» **What you will do**: Take from the data every line in which the word "CONTRATOS" is found.

(Items from an interface collection)

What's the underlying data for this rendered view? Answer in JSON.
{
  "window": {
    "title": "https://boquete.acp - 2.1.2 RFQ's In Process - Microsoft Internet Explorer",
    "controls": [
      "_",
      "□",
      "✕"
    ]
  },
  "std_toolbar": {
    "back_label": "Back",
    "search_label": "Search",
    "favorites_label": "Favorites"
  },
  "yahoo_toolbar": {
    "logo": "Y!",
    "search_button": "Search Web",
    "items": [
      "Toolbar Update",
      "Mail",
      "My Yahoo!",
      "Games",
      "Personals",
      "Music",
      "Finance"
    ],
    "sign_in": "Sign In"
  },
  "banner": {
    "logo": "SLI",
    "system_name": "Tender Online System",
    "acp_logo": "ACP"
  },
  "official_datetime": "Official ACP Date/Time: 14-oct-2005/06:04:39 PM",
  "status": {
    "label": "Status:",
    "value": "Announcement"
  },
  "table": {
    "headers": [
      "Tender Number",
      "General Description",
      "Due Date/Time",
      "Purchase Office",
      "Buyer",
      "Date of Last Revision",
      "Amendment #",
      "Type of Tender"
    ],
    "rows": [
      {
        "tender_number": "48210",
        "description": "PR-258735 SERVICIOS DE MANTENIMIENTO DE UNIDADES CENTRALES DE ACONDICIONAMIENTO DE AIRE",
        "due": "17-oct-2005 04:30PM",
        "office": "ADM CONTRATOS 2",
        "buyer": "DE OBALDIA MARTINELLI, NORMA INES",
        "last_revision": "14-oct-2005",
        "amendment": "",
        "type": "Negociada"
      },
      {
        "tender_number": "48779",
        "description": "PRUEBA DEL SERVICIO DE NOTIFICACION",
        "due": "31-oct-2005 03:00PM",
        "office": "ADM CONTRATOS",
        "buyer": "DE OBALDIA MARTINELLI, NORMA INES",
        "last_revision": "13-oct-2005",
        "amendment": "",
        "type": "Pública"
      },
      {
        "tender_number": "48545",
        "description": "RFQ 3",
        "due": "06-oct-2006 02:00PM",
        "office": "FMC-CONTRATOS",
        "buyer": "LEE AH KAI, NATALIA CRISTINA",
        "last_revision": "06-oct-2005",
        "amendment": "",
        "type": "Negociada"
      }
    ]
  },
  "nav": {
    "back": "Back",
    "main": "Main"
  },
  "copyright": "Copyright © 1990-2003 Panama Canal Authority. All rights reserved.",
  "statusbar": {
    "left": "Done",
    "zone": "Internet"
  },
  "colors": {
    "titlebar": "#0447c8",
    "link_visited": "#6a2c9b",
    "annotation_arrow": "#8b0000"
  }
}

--

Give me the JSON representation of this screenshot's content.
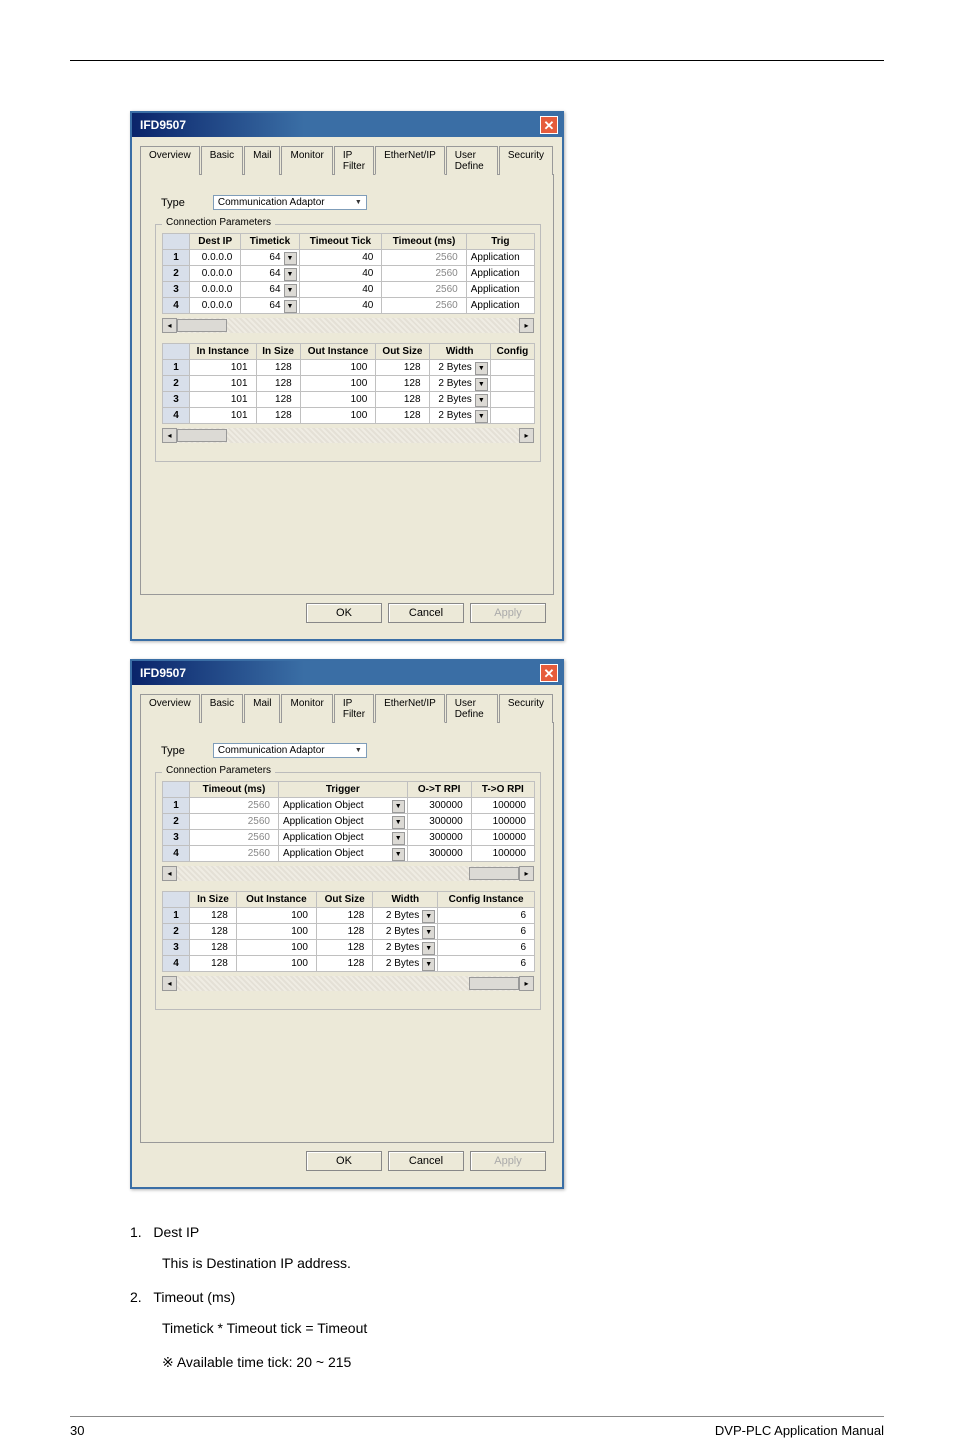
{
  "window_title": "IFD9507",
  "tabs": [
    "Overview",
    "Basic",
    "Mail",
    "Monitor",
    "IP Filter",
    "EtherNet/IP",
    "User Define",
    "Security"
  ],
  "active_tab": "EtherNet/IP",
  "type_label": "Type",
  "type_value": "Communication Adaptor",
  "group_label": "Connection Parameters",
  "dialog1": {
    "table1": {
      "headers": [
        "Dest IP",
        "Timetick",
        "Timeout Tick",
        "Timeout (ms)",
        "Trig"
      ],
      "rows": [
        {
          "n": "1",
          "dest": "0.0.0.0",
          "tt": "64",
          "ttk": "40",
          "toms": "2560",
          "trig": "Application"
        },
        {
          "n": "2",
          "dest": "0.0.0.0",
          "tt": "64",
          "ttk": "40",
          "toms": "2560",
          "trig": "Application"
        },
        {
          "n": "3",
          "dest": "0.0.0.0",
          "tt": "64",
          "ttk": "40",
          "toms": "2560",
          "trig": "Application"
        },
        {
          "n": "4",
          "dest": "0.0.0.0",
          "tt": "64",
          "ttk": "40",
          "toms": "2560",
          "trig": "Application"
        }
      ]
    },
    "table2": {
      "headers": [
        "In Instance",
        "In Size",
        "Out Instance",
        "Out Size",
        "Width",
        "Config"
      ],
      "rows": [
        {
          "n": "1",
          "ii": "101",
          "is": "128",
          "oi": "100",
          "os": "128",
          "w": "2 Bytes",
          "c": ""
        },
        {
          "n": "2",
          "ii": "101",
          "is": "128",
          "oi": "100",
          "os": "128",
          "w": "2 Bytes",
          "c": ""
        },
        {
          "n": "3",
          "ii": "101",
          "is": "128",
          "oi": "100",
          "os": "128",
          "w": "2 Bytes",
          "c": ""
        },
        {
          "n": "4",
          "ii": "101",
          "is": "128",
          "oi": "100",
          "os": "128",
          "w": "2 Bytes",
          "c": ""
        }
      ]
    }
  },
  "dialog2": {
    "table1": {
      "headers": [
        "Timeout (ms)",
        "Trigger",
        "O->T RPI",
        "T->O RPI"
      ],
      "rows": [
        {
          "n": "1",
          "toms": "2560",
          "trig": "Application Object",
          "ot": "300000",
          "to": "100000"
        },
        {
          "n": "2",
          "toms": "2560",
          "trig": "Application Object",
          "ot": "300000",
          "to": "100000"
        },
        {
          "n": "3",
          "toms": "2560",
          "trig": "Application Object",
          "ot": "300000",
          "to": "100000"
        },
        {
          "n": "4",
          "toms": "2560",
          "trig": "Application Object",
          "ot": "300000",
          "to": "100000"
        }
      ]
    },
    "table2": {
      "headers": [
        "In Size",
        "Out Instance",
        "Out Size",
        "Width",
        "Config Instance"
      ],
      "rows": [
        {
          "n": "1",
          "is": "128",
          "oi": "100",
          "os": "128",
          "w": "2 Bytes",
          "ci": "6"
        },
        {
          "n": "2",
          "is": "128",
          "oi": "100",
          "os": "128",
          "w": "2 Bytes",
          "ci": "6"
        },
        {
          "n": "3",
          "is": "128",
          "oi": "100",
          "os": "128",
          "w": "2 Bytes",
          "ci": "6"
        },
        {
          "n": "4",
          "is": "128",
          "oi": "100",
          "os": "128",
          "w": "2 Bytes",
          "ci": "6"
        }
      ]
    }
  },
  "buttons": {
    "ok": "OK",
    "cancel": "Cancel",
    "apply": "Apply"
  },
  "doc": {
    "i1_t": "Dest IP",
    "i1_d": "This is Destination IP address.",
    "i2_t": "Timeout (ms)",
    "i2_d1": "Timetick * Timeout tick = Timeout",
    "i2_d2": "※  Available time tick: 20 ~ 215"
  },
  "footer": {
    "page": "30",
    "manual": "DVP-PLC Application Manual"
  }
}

» **Problem solution**:
        "office": "ADM CONTRATOS 2",
        "office": "ADM CONTRATOS",
        "office": "FMC-CONTRATOS",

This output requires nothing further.